However, through our frequent contact with the FAA, AOPA is able to maintain a fairly comprehensive database of medications that we update as we are made aware of changes. This new procedure is hindering somewhat our ability to get those updates as soon as possible after the changes are made, so we have some work to do with the FAA to reopen that communication. If you have an interest in a particular medication that isn’t included in the database, give us a call at 800-872-2672 so we can research it and get you an answer.
I do have an update for you on a promising new drug that is already being prescribed for people with a particular type of heart arrhythmia called atrial fibrillation. For many years, Coumadin (warfarin), a blood thinner, has been the drug of choice to treat many types of conditions including mechanical heart valve replacement, pulmonary embolus (blood clots in the lung), as well as atrial fibrillation. Pradaxa (dabigatran) is a promising new anticoagulant that poses a more favorable adverse effect profile than Coumadin. The drug was approved by the Food and Drug Administration (FDA) in October 2010, and per FAA policy, it will be monitored for one year before being considered for use by pilots. The data on this drug looks good, so we hope to see the medication get the go-ahead later this year.
Also, there was some confusion about two similar inhaler medications used for pulmonary conditions, including bronchial asthma or chronic obstructive pulmonary disease (COPD). The FAA allows the use of Atrovent (ipratropium bromide) but didn’t allow Combivent, even though it contains the same ingredient, ipratropium bromide, and is otherwise a very similar medication.

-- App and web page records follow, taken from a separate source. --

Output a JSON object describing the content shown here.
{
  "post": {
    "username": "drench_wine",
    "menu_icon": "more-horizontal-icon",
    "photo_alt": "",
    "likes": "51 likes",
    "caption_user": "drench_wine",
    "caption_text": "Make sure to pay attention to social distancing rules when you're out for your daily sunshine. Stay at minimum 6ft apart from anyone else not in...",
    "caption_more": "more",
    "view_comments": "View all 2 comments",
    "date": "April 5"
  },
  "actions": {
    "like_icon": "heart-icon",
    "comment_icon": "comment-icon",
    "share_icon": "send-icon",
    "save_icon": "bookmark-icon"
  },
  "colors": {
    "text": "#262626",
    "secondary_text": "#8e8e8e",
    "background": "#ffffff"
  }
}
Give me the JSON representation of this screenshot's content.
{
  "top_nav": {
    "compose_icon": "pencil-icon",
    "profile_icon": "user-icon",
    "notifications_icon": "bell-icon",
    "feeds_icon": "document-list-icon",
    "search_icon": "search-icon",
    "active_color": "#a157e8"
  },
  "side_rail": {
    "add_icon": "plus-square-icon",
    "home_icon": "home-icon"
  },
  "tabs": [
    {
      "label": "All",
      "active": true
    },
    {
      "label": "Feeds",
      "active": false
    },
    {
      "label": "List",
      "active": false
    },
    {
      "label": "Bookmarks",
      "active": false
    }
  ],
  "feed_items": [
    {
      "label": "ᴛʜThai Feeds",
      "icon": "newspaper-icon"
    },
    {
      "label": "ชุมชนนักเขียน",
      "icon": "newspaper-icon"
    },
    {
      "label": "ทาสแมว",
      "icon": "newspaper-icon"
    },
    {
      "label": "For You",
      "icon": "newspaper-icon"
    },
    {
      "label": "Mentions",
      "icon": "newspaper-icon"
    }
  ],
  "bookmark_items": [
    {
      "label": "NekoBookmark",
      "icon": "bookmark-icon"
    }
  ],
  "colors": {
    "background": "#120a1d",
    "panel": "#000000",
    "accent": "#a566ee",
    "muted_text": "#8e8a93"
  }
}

We have that sorted out now, and both those medications are allowed, provided the underlying condition has been evaluated and found not to be disqualifying.
March 10, 2011